(Exercise brief): Beneath this task are records; count how many lines include the string "orderId" and answer with that number alone.

═════ Source records ═════

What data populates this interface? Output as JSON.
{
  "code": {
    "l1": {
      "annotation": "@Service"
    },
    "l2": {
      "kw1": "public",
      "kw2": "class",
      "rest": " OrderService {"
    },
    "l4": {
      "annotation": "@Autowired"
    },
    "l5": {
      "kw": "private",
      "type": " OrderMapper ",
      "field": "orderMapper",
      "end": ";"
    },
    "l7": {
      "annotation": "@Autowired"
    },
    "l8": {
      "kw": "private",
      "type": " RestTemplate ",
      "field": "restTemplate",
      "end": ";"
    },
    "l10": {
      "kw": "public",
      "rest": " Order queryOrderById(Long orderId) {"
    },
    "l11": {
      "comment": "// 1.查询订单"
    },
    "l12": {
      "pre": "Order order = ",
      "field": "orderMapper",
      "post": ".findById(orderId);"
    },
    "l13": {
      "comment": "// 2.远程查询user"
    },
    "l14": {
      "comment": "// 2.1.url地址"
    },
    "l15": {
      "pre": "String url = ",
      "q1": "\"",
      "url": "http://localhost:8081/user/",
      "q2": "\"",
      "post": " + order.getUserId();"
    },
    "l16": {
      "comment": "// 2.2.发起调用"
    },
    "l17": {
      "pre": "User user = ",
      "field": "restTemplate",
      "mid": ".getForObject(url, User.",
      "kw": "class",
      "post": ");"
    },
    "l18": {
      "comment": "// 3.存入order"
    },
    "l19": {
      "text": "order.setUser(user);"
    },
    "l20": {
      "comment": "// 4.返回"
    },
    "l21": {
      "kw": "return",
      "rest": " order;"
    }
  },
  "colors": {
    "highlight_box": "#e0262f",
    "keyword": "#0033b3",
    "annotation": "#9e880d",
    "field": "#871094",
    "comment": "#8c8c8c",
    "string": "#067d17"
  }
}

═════

(Answer space): 2